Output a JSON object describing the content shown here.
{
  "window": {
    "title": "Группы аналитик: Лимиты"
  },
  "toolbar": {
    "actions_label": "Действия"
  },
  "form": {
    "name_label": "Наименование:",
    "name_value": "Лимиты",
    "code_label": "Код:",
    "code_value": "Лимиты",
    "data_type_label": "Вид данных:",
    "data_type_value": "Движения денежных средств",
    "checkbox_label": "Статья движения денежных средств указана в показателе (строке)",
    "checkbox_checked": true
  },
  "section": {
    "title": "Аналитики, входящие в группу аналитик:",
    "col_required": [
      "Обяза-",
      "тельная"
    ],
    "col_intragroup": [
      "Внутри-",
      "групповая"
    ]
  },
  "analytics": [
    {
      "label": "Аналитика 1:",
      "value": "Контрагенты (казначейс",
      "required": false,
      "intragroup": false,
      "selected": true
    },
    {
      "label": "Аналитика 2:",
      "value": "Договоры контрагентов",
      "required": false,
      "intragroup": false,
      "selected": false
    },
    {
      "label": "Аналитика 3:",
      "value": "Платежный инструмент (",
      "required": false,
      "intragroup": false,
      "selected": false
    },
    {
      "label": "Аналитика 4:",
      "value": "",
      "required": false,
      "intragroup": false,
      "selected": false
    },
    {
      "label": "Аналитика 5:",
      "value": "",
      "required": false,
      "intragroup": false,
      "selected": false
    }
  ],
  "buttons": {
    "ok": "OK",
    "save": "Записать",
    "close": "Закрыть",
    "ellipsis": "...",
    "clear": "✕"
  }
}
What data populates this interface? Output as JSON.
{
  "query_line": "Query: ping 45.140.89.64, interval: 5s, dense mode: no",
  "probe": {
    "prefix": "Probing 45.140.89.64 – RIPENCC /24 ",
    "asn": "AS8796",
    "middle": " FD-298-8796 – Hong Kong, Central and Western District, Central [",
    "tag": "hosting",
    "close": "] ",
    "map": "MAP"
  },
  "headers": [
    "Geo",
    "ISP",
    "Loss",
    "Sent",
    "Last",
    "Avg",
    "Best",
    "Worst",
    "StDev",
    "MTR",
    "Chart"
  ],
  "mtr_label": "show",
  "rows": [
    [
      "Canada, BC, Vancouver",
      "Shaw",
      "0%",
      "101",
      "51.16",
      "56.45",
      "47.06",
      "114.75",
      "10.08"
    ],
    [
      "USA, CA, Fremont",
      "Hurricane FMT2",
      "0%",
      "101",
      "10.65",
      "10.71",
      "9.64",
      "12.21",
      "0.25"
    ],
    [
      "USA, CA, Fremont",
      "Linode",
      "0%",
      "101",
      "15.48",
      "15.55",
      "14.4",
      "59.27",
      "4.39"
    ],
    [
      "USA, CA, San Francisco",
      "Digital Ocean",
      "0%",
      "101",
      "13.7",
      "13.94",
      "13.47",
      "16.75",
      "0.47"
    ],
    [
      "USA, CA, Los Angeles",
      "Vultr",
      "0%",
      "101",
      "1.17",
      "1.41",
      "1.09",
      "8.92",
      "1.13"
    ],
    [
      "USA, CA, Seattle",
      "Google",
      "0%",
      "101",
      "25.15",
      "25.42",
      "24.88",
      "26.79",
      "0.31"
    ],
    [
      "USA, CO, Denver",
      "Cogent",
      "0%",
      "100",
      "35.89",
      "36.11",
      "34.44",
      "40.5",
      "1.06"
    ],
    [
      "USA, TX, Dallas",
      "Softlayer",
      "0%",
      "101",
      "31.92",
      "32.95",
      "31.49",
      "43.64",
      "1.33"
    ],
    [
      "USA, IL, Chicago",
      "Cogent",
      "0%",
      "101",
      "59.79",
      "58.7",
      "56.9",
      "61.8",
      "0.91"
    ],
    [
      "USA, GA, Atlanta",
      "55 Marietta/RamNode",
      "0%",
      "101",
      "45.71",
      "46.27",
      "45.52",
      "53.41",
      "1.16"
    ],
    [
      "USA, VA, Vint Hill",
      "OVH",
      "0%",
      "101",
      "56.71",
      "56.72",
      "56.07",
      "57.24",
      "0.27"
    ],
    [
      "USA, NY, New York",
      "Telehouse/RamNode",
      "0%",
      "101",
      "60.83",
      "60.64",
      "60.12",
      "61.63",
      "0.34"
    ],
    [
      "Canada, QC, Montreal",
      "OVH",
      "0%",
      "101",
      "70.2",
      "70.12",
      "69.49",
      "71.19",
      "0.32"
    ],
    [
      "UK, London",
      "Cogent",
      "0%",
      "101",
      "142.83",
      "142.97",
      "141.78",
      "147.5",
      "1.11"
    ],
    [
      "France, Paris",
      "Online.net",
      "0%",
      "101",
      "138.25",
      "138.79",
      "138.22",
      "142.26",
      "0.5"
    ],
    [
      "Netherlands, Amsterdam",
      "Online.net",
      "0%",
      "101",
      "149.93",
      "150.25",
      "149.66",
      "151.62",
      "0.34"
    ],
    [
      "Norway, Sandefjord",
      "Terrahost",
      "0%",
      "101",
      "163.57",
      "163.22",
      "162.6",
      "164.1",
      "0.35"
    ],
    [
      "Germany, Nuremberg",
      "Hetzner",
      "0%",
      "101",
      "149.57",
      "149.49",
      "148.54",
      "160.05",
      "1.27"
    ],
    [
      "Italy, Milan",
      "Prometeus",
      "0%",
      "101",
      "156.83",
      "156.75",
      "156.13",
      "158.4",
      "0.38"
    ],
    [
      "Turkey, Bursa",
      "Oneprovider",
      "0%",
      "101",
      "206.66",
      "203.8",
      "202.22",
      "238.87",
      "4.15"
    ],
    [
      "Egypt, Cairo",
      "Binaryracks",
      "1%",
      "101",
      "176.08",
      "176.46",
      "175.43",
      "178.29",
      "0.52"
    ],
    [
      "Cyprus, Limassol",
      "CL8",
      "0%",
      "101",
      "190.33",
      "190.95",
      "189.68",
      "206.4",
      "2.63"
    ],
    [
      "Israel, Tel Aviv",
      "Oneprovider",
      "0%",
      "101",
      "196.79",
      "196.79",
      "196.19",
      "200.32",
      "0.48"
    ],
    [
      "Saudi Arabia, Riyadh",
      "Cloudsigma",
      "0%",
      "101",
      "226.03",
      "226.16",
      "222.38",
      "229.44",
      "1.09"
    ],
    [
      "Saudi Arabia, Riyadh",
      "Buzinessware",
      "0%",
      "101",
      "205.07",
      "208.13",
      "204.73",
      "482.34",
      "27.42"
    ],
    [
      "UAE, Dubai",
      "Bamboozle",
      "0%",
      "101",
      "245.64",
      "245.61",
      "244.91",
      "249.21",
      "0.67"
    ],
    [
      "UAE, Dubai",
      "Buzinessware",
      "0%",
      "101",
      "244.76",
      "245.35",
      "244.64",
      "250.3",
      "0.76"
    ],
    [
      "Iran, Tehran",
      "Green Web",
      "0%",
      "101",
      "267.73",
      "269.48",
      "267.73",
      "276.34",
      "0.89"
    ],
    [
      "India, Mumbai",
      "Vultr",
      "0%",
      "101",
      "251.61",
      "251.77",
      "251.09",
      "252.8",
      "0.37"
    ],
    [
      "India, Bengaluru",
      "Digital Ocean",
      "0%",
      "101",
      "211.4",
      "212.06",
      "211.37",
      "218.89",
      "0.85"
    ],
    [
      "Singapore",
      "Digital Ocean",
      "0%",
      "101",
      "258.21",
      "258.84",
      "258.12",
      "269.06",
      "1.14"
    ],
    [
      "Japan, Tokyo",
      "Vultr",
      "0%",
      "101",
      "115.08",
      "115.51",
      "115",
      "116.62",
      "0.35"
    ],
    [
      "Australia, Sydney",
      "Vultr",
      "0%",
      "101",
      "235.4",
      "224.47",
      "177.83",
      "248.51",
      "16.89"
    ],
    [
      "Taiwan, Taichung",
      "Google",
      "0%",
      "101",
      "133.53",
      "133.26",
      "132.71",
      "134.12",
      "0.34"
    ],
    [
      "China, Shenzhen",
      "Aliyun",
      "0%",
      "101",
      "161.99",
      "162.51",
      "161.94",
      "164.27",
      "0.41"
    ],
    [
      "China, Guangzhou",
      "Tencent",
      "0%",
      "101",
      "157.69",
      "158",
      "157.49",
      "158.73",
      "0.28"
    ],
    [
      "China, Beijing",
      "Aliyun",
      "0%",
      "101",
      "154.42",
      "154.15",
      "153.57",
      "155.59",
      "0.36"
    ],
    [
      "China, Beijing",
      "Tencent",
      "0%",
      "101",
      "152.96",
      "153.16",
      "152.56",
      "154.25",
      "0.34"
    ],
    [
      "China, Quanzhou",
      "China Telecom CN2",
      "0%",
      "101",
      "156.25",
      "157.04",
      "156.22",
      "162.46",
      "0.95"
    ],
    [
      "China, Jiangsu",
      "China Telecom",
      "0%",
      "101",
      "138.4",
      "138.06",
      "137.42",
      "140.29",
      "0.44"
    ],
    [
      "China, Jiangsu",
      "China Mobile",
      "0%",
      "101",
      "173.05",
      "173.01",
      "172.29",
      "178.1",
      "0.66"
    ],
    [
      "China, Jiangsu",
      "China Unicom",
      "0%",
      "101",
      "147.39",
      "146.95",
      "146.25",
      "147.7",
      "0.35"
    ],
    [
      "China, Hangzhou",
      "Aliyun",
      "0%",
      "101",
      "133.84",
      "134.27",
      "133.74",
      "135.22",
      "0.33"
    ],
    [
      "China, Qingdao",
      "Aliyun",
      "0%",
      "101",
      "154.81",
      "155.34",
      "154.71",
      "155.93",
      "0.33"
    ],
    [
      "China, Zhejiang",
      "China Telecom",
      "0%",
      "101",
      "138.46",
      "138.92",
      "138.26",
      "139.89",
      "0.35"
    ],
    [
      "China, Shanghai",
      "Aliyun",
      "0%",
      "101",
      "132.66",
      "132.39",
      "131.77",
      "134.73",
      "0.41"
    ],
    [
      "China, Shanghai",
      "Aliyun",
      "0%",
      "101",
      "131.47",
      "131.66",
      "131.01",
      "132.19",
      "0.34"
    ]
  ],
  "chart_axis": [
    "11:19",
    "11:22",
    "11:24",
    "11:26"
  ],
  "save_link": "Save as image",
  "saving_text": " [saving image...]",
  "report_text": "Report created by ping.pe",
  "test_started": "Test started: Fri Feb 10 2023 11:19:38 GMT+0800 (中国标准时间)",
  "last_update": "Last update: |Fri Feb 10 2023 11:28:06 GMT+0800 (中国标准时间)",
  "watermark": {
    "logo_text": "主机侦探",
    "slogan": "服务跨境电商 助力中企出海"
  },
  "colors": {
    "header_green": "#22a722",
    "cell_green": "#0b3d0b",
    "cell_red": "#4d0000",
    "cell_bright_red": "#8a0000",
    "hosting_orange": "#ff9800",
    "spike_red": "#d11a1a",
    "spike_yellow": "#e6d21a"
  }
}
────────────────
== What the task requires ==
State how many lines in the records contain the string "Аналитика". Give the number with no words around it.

== Answer section ==
5